▶ [THE PROBLEM]:
Go over the data and copy out each line with "JSON" in it.

*** DATA Section Begins ***

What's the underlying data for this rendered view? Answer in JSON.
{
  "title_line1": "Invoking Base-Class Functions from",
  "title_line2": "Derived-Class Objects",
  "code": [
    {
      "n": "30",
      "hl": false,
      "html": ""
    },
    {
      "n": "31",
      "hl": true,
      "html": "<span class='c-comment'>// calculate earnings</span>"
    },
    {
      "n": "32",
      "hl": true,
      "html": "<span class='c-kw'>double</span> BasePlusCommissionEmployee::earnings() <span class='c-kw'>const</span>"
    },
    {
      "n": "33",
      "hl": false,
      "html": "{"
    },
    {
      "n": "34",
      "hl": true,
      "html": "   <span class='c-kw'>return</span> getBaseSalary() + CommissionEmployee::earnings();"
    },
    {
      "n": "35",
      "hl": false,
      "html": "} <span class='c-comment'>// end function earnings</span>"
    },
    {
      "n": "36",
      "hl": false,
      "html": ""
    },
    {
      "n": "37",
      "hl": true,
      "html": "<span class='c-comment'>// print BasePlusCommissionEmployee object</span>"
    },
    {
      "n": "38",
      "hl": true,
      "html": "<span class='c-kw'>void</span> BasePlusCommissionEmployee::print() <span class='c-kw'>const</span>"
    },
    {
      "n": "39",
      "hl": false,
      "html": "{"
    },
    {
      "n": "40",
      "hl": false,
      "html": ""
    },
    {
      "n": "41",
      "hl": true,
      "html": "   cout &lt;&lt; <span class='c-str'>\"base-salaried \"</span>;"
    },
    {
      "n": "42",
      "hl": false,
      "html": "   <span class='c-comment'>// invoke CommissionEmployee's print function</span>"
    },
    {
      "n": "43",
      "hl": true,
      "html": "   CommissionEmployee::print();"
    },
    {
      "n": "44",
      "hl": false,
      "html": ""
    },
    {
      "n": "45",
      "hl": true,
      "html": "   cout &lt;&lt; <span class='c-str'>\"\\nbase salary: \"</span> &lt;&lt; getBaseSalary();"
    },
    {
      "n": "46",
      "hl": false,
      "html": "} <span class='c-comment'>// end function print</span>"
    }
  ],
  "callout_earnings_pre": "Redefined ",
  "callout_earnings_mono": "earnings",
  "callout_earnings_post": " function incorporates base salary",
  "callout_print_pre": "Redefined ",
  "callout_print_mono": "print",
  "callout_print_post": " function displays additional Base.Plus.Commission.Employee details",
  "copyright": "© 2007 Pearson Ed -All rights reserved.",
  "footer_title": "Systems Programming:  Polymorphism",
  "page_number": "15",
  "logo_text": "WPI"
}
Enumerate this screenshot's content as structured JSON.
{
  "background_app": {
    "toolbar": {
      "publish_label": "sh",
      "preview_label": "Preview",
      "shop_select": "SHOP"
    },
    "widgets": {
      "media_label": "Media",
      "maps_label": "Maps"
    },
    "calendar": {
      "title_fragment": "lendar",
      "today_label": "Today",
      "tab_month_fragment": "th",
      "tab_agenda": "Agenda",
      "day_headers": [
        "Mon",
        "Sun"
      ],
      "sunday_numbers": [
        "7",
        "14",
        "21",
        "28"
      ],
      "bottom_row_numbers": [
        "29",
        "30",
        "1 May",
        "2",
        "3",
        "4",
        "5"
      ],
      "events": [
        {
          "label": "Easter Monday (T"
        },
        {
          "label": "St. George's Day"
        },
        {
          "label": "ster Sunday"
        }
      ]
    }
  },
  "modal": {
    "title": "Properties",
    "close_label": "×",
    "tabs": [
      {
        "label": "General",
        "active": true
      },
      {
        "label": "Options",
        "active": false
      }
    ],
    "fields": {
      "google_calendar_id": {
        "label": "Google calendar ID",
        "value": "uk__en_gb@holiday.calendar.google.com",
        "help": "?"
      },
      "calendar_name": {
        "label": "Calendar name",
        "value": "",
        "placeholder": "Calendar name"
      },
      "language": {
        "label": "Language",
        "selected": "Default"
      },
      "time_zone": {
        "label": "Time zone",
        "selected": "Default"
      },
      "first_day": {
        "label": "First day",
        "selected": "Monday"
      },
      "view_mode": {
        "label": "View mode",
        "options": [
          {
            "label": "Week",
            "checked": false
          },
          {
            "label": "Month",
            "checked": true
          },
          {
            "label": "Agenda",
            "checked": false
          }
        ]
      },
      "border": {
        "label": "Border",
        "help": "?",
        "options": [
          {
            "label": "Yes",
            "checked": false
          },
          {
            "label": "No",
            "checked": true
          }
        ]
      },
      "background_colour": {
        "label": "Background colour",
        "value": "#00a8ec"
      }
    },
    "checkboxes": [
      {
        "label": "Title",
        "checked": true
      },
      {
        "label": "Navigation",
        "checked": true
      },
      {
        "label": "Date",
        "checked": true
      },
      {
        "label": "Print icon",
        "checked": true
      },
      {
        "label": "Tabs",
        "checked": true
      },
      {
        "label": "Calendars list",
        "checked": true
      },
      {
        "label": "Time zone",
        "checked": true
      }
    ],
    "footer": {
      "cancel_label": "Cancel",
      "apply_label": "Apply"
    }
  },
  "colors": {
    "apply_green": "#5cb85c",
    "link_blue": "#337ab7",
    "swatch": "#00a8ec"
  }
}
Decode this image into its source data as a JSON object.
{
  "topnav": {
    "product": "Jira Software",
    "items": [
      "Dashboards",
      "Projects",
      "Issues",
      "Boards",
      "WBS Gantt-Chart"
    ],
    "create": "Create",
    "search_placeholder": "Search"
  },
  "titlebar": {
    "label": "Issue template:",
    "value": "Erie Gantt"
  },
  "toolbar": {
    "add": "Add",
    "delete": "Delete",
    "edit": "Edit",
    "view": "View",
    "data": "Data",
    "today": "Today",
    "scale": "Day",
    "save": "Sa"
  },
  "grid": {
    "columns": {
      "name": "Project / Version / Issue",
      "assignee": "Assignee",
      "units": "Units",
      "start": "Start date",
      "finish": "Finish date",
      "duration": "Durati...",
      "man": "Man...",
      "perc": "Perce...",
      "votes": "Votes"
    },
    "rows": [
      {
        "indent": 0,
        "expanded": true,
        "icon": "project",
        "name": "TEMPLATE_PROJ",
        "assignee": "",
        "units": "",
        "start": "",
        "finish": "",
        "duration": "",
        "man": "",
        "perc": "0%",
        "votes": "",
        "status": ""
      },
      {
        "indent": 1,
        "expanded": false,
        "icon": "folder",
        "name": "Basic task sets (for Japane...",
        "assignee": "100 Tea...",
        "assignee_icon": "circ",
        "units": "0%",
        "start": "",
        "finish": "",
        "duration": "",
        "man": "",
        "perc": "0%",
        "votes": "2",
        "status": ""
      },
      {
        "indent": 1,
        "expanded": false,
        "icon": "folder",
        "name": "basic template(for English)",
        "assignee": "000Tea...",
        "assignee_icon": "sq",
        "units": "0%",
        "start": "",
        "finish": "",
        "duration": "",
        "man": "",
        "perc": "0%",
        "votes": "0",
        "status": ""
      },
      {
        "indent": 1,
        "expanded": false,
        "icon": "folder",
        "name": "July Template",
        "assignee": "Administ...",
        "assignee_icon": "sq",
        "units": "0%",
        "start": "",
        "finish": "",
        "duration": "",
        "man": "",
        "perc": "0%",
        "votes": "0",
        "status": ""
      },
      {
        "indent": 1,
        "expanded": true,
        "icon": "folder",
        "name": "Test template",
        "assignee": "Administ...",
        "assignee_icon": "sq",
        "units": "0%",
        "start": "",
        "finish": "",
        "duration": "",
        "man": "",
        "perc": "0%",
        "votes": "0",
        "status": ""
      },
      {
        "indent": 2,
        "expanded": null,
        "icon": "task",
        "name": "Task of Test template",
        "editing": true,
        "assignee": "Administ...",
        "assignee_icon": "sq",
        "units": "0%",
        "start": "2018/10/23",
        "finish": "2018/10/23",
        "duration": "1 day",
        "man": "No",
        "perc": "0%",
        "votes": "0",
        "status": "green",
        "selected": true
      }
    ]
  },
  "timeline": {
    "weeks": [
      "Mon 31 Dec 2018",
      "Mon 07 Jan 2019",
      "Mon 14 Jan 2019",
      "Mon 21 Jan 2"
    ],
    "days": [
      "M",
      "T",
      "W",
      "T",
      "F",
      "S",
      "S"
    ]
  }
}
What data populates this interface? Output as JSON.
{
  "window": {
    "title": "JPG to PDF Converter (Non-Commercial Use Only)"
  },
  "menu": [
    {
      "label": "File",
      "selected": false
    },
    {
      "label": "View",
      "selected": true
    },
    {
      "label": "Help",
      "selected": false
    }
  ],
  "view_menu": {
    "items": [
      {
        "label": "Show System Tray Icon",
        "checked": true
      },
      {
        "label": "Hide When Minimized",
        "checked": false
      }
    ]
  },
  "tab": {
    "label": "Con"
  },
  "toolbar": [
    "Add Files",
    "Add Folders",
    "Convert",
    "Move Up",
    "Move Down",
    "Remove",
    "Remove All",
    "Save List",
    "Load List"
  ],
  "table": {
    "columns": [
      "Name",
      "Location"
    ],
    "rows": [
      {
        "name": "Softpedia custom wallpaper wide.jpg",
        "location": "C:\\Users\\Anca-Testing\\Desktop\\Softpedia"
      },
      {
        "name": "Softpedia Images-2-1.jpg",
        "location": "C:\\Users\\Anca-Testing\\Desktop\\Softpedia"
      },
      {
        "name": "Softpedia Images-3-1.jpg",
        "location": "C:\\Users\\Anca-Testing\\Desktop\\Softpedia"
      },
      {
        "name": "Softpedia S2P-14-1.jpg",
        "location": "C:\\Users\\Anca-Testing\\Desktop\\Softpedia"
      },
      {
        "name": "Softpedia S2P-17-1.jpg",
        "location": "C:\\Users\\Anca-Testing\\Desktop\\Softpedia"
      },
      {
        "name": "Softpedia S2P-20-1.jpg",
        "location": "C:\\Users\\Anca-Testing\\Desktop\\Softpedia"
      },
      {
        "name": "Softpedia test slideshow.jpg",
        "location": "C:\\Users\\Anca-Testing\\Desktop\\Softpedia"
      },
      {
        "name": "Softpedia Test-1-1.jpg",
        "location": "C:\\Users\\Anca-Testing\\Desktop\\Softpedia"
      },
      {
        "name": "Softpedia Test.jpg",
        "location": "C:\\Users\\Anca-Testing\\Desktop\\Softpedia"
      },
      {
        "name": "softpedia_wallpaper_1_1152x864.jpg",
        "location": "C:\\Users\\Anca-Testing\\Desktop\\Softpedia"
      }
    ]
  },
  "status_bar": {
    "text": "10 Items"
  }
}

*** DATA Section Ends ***

▶ [SOLUTION TO THIS EXERCISE]:
What's the underlying data for this rendered view? Answer in JSON.
Enumerate this screenshot's content as structured JSON.
Decode this image into its source data as a JSON object.
What data populates this interface? Output as JSON.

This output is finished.